The Wide Receivers – Santonio Holmes did a complete 180 from last week. He ran sharp, aggressive routes and did a good job working back to the football when it came to him. Richard Marshall was unable to handle Holmes from the opening snap. He has the skill set to beat up on weaker corners like him. Holmes also handled rolled coverage very well, showing patience and finding the necessary windows.
Stephen Hill was a disaster out there. He had his leg rolled up early in the game and wasn’t the same after. Hill ran tentative routes and was shoved all over the field by Sean Smith. In the end-zone, he dropped a perfectly thrown fade ball and also had a long pass down the middle of the field bounce off his hands. It is doubtful Hill will play this week because of a hamstring injury but when he returns, he should be splitting reps with Chaz Schilens. Seeing his most extended work of the season, Schilens put together an impressive game. He ran crisp routes and should have a 69 yard touchdown if Mark Sanchez didn’t throw overthrow him on a beautifully executed double move. Schilens carries himself like a confident NFL receiver. Hill gets his confidence shaken too easily.
Jeremy Kerley deserves more playing time. He continued to demonstrate his big play ability, most notably on his 66 yard catch and run which was a thing of beauty from start to finish. The play was designed to clear out the middle of the field for Kerley, who drove his route hard up the field, snapped it back and then broke to the outside on a perfectly thrown ball from Sanchez who threw it away from the corner breaking to Kerley’s inside shoulder.
Kerley then shook both the corner and safety and was off to the races. When you see plays like this, it makes the inconsistency of the Jets offense that much more frustrating. The other receiver to play major reps was Clyde Gates, who simply put doesn’t merit any playing time. He rounds off every route and has no answer for physical coverage.
Offensive Line/Tight Ends – The protection in the passing game was very impressive, particularly in the second half. Austin Howard has very quietly put together a strong start to the season. Sanchez had a well formed pocket to throw from during most of the game. The run blocking wasn’t awful but has room for improvement. There are too many instances when Matt Slauson or Brandon Moore are knocked off the ball, clogging up running lanes. There were enough lanes to average more than 2 yards per carry as Shonn Greene did but that doesn’t mean the offensive line can’t perform at a higher level.
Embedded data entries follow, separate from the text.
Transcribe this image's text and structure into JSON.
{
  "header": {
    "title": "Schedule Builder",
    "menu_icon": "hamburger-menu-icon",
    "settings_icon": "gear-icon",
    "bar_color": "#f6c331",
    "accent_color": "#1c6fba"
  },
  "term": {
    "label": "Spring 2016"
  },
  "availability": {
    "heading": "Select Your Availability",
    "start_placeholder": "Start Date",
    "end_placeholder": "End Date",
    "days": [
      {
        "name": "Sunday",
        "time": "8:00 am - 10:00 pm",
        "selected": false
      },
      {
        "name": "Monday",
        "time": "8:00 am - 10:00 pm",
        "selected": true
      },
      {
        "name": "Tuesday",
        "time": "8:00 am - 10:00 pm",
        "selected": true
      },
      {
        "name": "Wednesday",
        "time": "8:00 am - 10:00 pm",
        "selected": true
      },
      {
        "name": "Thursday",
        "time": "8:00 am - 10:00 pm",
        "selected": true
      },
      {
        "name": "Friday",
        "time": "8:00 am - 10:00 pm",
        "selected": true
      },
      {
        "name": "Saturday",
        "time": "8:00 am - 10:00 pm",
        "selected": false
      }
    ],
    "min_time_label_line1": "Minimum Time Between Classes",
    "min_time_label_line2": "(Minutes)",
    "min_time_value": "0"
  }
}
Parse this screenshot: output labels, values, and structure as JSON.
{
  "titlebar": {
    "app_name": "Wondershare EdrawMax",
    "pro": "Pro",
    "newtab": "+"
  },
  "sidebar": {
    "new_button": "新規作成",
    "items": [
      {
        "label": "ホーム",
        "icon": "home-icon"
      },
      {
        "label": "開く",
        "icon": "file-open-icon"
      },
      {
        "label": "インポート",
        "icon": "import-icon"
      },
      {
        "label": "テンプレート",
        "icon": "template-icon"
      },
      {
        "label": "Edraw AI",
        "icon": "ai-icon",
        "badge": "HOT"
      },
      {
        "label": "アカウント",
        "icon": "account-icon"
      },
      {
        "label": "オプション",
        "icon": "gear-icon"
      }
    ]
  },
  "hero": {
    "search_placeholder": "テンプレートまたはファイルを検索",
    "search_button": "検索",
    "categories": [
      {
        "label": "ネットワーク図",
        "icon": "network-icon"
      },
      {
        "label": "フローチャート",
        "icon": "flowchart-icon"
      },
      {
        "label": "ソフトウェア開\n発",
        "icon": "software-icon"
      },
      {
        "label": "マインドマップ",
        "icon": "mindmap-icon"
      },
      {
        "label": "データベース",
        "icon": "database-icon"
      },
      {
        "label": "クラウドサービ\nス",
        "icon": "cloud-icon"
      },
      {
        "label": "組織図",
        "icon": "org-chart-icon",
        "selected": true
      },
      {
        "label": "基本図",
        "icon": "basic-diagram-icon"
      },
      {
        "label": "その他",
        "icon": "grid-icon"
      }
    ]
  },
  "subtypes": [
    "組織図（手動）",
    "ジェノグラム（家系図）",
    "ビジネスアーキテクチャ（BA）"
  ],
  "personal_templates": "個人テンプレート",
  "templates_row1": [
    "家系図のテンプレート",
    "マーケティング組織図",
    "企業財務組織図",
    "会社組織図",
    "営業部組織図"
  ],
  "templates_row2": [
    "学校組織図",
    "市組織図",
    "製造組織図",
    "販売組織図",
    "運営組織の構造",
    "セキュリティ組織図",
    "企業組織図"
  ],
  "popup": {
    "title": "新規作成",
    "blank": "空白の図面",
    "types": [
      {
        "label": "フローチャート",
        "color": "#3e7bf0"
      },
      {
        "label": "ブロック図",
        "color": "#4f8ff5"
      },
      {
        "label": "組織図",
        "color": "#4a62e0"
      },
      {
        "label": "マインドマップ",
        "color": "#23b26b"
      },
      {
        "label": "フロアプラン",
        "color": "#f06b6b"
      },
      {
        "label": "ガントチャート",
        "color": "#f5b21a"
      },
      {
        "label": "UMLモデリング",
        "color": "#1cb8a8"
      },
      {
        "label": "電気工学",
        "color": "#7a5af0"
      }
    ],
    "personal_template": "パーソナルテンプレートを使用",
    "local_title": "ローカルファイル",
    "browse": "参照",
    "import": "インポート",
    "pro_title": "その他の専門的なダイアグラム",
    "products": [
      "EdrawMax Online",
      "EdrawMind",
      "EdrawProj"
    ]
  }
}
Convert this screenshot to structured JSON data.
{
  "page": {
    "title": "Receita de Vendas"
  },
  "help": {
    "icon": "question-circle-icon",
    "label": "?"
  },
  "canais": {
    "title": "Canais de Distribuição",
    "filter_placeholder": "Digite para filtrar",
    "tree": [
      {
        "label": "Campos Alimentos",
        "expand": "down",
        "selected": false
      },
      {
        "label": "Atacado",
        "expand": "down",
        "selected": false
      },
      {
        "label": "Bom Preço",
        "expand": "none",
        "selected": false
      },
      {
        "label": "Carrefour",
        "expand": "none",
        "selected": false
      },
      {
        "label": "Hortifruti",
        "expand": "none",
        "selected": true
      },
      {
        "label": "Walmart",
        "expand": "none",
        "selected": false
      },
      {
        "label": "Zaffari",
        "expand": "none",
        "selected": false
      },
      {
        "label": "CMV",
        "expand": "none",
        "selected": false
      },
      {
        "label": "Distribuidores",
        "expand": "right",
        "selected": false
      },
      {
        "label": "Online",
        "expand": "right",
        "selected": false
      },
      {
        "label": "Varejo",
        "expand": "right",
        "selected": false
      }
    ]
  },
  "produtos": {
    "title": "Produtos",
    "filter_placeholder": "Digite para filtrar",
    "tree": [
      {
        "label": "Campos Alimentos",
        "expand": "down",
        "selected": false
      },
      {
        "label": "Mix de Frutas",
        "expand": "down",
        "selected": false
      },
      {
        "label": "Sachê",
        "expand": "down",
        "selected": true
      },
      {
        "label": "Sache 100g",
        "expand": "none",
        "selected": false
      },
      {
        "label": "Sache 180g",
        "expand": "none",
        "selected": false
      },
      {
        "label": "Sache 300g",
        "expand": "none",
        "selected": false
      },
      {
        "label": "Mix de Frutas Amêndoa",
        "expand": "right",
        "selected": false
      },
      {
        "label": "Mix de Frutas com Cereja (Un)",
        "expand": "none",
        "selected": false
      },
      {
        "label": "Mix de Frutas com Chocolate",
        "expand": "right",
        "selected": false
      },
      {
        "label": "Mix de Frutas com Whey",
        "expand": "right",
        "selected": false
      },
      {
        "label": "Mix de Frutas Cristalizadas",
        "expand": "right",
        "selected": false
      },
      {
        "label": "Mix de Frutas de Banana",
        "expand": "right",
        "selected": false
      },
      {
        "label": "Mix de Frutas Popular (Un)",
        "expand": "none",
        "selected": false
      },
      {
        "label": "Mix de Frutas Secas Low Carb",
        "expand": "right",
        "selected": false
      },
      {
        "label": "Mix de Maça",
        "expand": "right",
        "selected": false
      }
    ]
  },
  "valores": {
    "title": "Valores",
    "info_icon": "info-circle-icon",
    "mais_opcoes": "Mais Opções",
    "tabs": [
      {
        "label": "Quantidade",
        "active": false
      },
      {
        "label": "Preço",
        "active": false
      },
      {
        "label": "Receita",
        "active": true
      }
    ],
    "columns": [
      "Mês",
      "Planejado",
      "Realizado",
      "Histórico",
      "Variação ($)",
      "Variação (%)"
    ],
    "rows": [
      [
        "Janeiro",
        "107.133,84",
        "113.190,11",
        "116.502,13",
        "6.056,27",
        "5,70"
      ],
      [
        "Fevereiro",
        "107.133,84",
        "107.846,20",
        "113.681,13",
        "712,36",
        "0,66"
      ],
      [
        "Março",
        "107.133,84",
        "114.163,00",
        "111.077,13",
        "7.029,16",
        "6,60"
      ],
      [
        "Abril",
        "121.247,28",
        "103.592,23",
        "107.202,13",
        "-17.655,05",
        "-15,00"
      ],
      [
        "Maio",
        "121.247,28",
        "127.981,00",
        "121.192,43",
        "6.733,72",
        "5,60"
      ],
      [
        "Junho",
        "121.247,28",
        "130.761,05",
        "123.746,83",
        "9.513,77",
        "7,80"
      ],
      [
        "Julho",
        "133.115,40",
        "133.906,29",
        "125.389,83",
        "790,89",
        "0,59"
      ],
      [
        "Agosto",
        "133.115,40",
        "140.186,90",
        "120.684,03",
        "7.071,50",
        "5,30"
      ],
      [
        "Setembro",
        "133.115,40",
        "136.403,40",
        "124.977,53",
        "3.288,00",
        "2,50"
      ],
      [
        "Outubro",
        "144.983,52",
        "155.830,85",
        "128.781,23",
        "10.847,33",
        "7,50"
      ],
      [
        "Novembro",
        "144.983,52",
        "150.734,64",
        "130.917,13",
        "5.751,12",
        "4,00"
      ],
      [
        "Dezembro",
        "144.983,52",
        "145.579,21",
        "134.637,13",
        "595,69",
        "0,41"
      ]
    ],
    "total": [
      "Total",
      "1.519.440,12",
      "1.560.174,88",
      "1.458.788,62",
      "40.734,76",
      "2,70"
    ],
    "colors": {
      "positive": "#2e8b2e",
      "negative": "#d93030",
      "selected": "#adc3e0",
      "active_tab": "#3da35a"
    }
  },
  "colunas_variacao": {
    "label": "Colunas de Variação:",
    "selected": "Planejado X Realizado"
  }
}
The fact that Jeff Cumberland is starting games at tight end is an embarrassment and a direct reflection on the poor job Mike Tannenbaum did this off-season building depth. He can’t block. He shows a lack of understanding of the offense and runs generally poor routes. Konrad Reuland is a better all around player than him by a sizable margin. Reuland shows a willingness to block and clearly understands his assignment on every play.
Running Backs – I won’t beat a dead horse. When a play is blocked like this, it needs to be more than a 2 yard gain –